Decreasing social mobility in South Korean society is driven by a failure of government policies surrounding social and economic justice, the effort to close income disparity has largely backfired. For example, despite Moon Jae-in's introduction of minimum wage increases led to 20% of the lowest earners seeing a 3.7% fall in income compared with the same period in the previous year. Likewise maximum weekly work hours legislation backfired, with no change in national leisure time, aside from a few companies in Seoul, while bars and restaurants in the capital reported a loss in business following the new law. While many experts argue the the country is overshadowed by their fast-developing and advanced neighbours and failing to catch up, others blame the governments push to establish relations with North Korea as taken precedence over tackling income disparity. Political mismanagement has enabled a strict social hierarchy to solidify in South Korean culture, and government’s policies have failed to address the increasing difficulty lower income individuals and families face in order to better their lives.

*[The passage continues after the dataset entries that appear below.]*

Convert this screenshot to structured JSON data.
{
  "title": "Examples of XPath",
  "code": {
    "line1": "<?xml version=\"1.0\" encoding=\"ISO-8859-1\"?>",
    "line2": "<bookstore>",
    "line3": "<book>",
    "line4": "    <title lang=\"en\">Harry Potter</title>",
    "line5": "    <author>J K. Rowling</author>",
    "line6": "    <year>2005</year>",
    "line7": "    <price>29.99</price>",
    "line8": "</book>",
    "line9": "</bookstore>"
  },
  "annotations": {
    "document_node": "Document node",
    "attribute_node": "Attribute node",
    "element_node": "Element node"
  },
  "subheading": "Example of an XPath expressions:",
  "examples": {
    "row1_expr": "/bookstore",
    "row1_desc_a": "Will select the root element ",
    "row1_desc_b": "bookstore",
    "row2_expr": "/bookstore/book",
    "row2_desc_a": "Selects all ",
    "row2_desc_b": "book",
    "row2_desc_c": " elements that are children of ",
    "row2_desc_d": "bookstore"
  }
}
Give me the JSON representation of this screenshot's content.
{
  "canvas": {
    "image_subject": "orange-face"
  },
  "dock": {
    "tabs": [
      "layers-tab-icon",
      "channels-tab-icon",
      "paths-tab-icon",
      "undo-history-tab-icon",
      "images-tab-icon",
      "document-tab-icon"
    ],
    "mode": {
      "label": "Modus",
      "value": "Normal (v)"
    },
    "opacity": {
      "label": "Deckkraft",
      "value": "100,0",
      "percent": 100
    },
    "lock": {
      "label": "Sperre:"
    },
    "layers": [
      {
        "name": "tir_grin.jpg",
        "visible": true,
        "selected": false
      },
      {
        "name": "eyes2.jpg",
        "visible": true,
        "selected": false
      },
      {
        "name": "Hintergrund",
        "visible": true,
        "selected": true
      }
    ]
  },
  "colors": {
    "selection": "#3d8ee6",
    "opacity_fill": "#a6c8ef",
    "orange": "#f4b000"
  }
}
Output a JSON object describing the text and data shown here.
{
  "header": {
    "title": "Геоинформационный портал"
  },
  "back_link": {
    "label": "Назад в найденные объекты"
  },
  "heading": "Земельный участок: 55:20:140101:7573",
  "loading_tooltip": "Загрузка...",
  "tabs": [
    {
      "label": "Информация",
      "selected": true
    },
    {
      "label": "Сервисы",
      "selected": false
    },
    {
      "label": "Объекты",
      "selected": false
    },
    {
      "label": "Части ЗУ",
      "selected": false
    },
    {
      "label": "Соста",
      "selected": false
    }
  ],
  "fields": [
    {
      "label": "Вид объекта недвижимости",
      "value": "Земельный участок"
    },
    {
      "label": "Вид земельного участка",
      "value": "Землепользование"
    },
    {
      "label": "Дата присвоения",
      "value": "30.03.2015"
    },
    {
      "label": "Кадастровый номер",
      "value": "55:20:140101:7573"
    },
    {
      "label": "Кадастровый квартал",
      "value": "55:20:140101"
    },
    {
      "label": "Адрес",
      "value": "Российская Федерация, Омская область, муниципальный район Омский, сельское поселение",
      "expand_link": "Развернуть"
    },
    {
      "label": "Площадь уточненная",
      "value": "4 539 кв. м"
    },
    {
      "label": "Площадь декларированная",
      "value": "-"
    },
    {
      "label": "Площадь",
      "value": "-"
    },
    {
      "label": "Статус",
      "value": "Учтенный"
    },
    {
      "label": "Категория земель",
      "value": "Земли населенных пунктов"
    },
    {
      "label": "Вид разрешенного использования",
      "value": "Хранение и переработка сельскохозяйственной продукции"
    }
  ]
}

In recent years there have been growing trends of the use of gold/dirt spoon in order to describe social standing in South Korea, first being used on the Internet and gradually creeping into the Korean consciousness through a number of recent films covering social issues in the country. In this way then awareness of inequality has grown in South Korea, and attitudes are beginning to reflect this as disenfranchised citizens are progressively speaking out against inequality and against government policy. The Pew Research Centre conducted research into attitudes surrounding inequality finding that South Koreans were most likely to associate success with knowing the right people. However they were also one of the top ranking developed countries to believe that children will be more financially stable than the previous generation, indicating attitudes may not be as negative or defeatist as other countries. In addition Korean Economic Research Institute study of OECD countries shows that Korean income mobility is not that low, comparatively similar to New Zealand and Sweden, which indicates there may be more of a media influence behind attitudes surrounding inequality than a genuine level of despair in society.